Houdini-opoly creators Dorothy Dietrich and Dick Brookz of the Scranton Houdini Museum just shared with me a RARE LETTER REVEALING AN ESSENTIAL ELEMENT OF HOUDINI’S PHILOSOPHY that is available at Manhattan Rare Book Company for $9,500. The description is as follows:
”The one great way to succeed in the world is to make up your mind to do certain things, go after them and get them…”
HOUDINI, PRAISING “DOGGED DETERMINATION” AND “STICK-TO-IT-IVNESS”, OFFERS HIS ADVICE ON THE SECRET TO SUCCESS.
The letter, responding to a request by an American teacher S.D. Green to offer inspiring words to his students, is typed on Houdini’s letterhead and singed in ink “Houdini”. It reads in full:
278 W. 113th St.
New York, N.Y.
October 6, 1922.
Mr. S. D. Green,
Department of Business Instruction,
Trenton, N. J.
Dear Sir: –
Just returned from Boston where I have been appearing in person with my latest production “The Man from Beyond”, therefore my apparent procrastination in answering your letter of Sept. 18.
You ask me to inspire a double quartette of boys to do better work in school, to be better citizens in the business world. What could be a better example than your “stick-to-itveness” [sic] in having written three letters until you pugnaciousness has caused me to write this letter.
The one great way to succeed in the world is to make up your mind to do certain things, go after them and get them and if they follow your example, they must succeed.
I have had a young man come into my office for five months. There was nothing for him to do but last night I had to rush him per special automobile to get the Wolverine express to get in Detroit in time. Had he not possessed the dogged determination to get a position in this field he would have been entirely forgotten.
Trust that the boys will look upon this example right in their midst as a far better example than going abroad and looking for the bluebird.
Houdini was famous for insisting that he didn’t have any special talents or magical abilities, but that his success was the product of intense hard work and practice. In an oft-quoted passage from a 1918 interview in American Magazine, he explains:
“You must not think for one moment that these things came easy to me; that I have done them because, for instance, I have ‘double joints,’ as they are called. I have only to look at the mirror to see the results of the hard, grueling work I have gone through. The constant mental and physical strain has turned my hair gray; and, at forty-six, I look ten years older than I really am… No one except myself can appreciate how I have to work at this job every single day, never letting up for a moment… In each tow where I play I hire an empty stable, or loft, or room, and here I put in hours upon hours of study and experiment. But when I have perfected a thing after weeks and months of study and practice, there is a sense of satisfaction I cannot describe….”

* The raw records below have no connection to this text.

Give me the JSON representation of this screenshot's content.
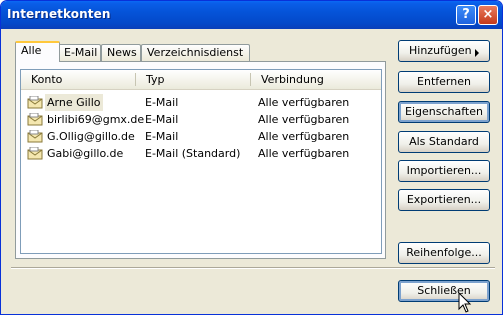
{
  "window": {
    "title": "Internetkonten",
    "help_label": "?",
    "close_label": "×"
  },
  "tabs": [
    {
      "label": "Alle",
      "active": true
    },
    {
      "label": "E-Mail"
    },
    {
      "label": "News"
    },
    {
      "label": "Verzeichnisdienst"
    }
  ],
  "list": {
    "columns": [
      "Konto",
      "Typ",
      "Verbindung"
    ],
    "rows": [
      {
        "konto": "Arne Gillo",
        "typ": "E-Mail",
        "verbindung": "Alle verfügbaren",
        "selected": true
      },
      {
        "konto": "birlibi69@gmx.de",
        "typ": "E-Mail",
        "verbindung": "Alle verfügbaren"
      },
      {
        "konto": "G.Ollig@gillo.de",
        "typ": "E-Mail",
        "verbindung": "Alle verfügbaren"
      },
      {
        "konto": "Gabi@gillo.de",
        "typ": "E-Mail (Standard)",
        "verbindung": "Alle verfügbaren"
      }
    ]
  },
  "buttons": {
    "add": "Hinzufügen",
    "remove": "Entfernen",
    "properties": "Eigenschaften",
    "set_default": "Als Standard",
    "import": "Importieren...",
    "export": "Exportieren...",
    "order": "Reihenfolge...",
    "close": "Schließen"
  },
  "colors": {
    "titlebar": "#0553d8",
    "window_bg": "#ece9d8",
    "tab_highlight": "#ffc83c",
    "selection": "#ece9d8"
  }
}
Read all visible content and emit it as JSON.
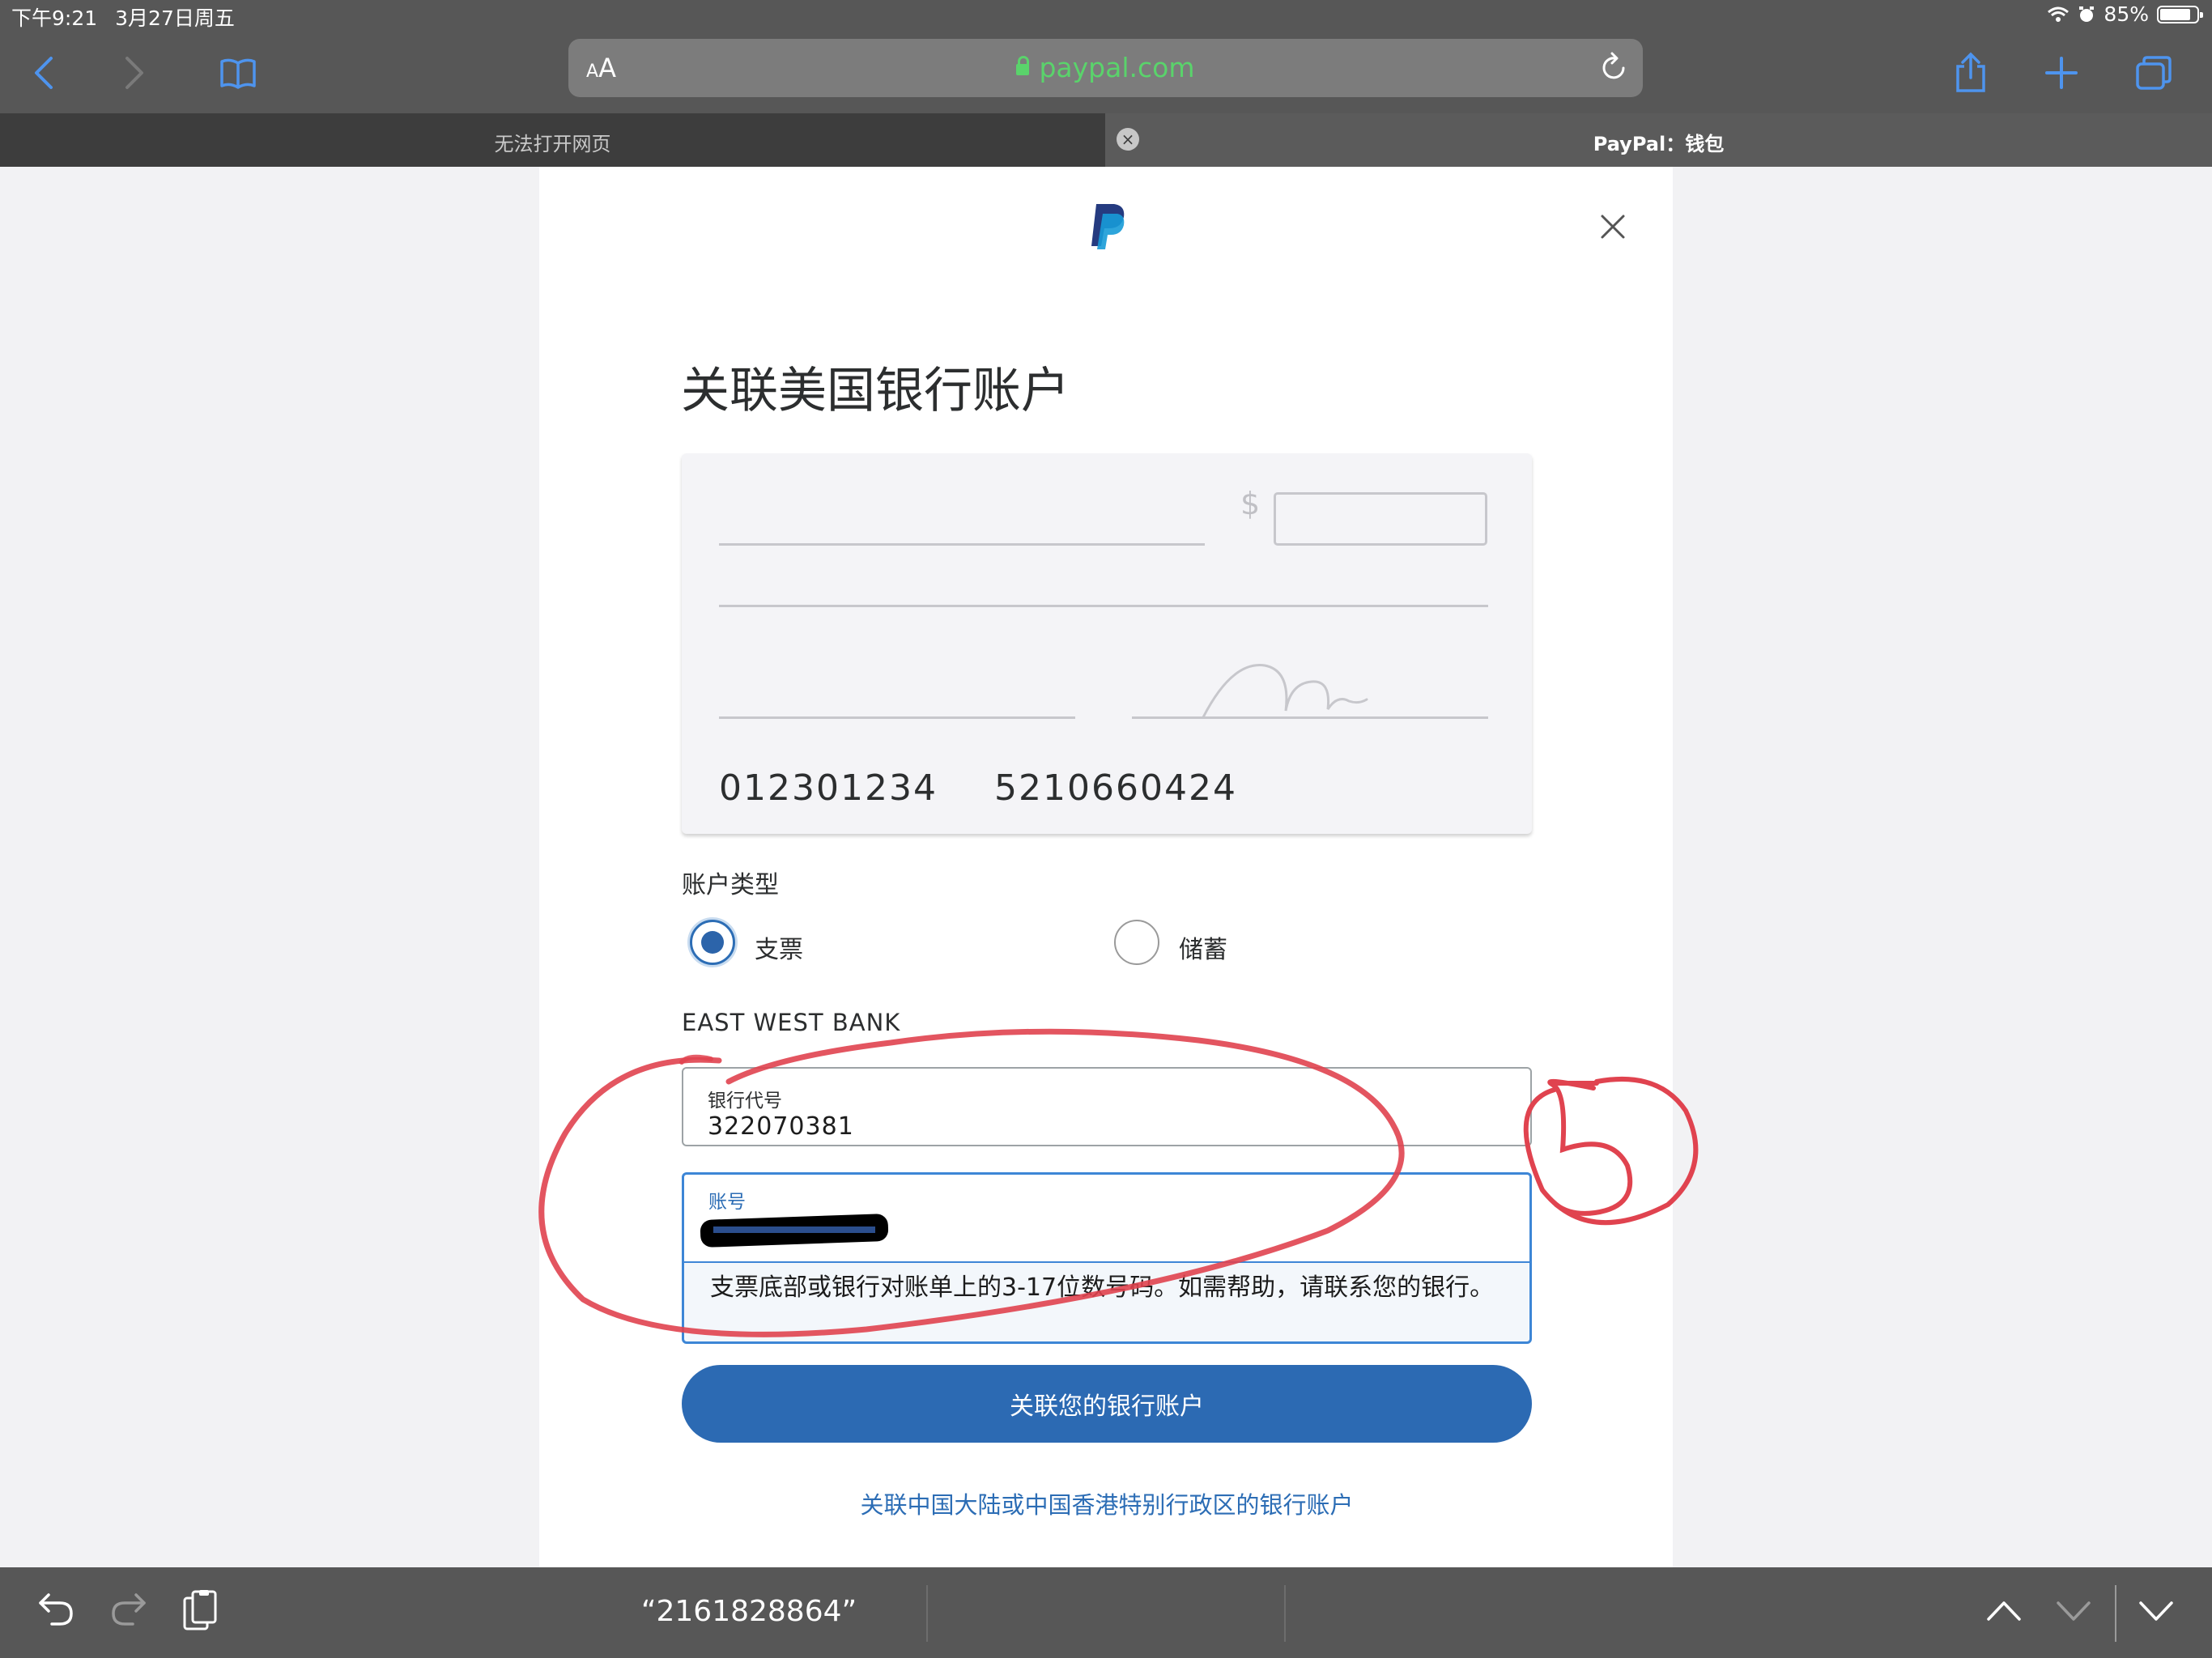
{
  "status": {
    "time": "下午9:21",
    "date": "3月27日周五",
    "battery": "85%",
    "battery_level": 0.85
  },
  "browser": {
    "aa_small": "A",
    "aa_large": "A",
    "url": "paypal.com",
    "tabs": [
      {
        "title": "无法打开网页",
        "active": false
      },
      {
        "title": "PayPal：钱包",
        "active": true
      }
    ]
  },
  "page": {
    "title": "关联美国银行账户",
    "check": {
      "dollar_sign": "$",
      "routing_number": "012301234",
      "account_number": "5210660424"
    },
    "account_type_label": "账户类型",
    "account_types": [
      {
        "label": "支票",
        "selected": true
      },
      {
        "label": "储蓄",
        "selected": false
      }
    ],
    "bank_name": "EAST WEST BANK",
    "routing_field": {
      "label": "银行代号",
      "value": "322070381"
    },
    "account_field": {
      "label": "账号"
    },
    "help_text": "支票底部或银行对账单上的3-17位数号码。如需帮助，请联系您的银行。",
    "submit_label": "关联您的银行账户",
    "alt_link": "关联中国大陆或中国香港特别行政区的银行账户"
  },
  "keyboard_bar": {
    "suggestion": "“2161828864”"
  },
  "colors": {
    "accent": "#2c6ab3",
    "url_green": "#5ad36b",
    "annotation_red": "#e0434f"
  }
}
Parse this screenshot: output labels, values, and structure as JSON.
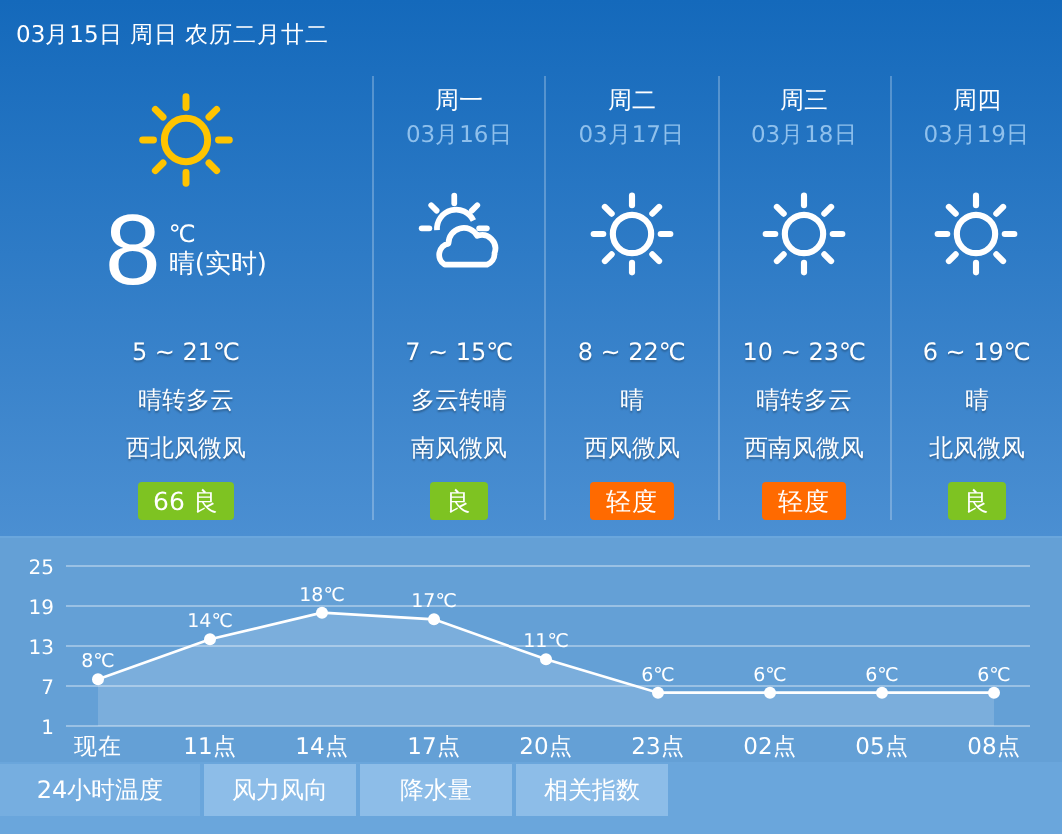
{
  "header": {
    "date": "03月15日 周日 农历二月廿二"
  },
  "today": {
    "kind": "sunny",
    "temp": "8",
    "unit": "℃",
    "desc": "晴(实时)",
    "range": "5 ~ 21℃",
    "weather": "晴转多云",
    "wind": "西北风微风",
    "aqi": "66 良",
    "color": "#7ec322"
  },
  "forecast": [
    {
      "day": "周一",
      "date": "03月16日",
      "kind": "partly-cloudy",
      "range": "7 ~ 15℃",
      "weather": "多云转晴",
      "wind": "南风微风",
      "aqi": "良",
      "color": "#7ec322"
    },
    {
      "day": "周二",
      "date": "03月17日",
      "kind": "sunny",
      "range": "8 ~ 22℃",
      "weather": "晴",
      "wind": "西风微风",
      "aqi": "轻度",
      "color": "#ff6a00"
    },
    {
      "day": "周三",
      "date": "03月18日",
      "kind": "sunny",
      "range": "10 ~ 23℃",
      "weather": "晴转多云",
      "wind": "西南风微风",
      "aqi": "轻度",
      "color": "#ff6a00"
    },
    {
      "day": "周四",
      "date": "03月19日",
      "kind": "sunny",
      "range": "6 ~ 19℃",
      "weather": "晴",
      "wind": "北风微风",
      "aqi": "良",
      "color": "#7ec322"
    }
  ],
  "chart_data": {
    "type": "line",
    "categories": [
      "现在",
      "11点",
      "14点",
      "17点",
      "20点",
      "23点",
      "02点",
      "05点",
      "08点"
    ],
    "series": [
      {
        "color": "#ffffff",
        "marker": "circle",
        "values": [
          8,
          14,
          18,
          17,
          11,
          6,
          6,
          6,
          6
        ]
      }
    ],
    "ylim": [
      1,
      25
    ],
    "yticks": [
      1,
      7,
      13,
      19,
      25
    ],
    "grid": true,
    "value_labels": [
      "8℃",
      "14℃",
      "18℃",
      "17℃",
      "11℃",
      "6℃",
      "6℃",
      "6℃",
      "6℃"
    ]
  },
  "tabs": [
    {
      "label": "24小时温度",
      "selected": true
    },
    {
      "label": "风力风向",
      "selected": false
    },
    {
      "label": "降水量",
      "selected": false
    },
    {
      "label": "相关指数",
      "selected": false
    }
  ]
}
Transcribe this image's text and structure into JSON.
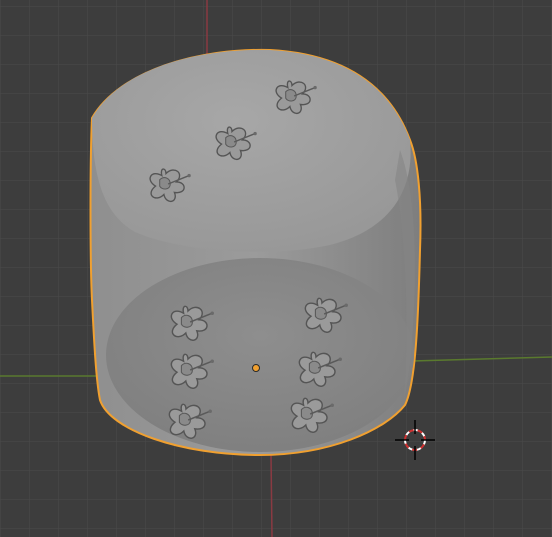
{
  "app": {
    "name": "",
    "view": "3D Viewport"
  },
  "viewport": {
    "background_color": "#3d3d3d",
    "grid_color": "#4a4a4a",
    "x_axis_color": "#8a3a42",
    "y_axis_color": "#5a7a2e",
    "selection_outline_color": "#f0a030",
    "grid_visible": true
  },
  "object": {
    "type": "dice-like cylinder",
    "selected": true,
    "top_face_pips": 3,
    "front_face_pips": 6,
    "pip_motif": "hibiscus-flower"
  },
  "scene_items": [
    {
      "name": "3d-cursor",
      "icon": "crosshair-icon"
    },
    {
      "name": "object-origin",
      "icon": "origin-dot-icon",
      "color": "#f0a030"
    }
  ]
}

Written at the height of his fame, the letter to Mr. Green underscores Houdini’s deeply-held belief in hard work and dedication.
Note: “The Man from Beyond,” which Houdini mentions in the first sentence of the letter was a silent movie he starred in; it opened a few months earlier in April 1922.
WITH: A subsequent typed letter signed to Mr. Green from 1924 reading:
Dear Mr. Green: –
Your letter was mixed up with a bunch of mail. Came to light this morning.
You have my permission to use the letter written to you by me on October 6, 1922, for the purpose stated in your letter.
Will you kindly change the tautology in the fourth paragraph where I say “to get the Wolverine Express, to get to Detroit”.
Trusting you will attend to this.
Main letter: One sheet of 8×10.5 inch letterhead with Houdini’s image on the top left. New York: October 6, 1922. Usual folds; fine condition with very strong Houdini signature. Subsequent letter: 5.5 x 8.5 inch sheet letterhead, usual folds.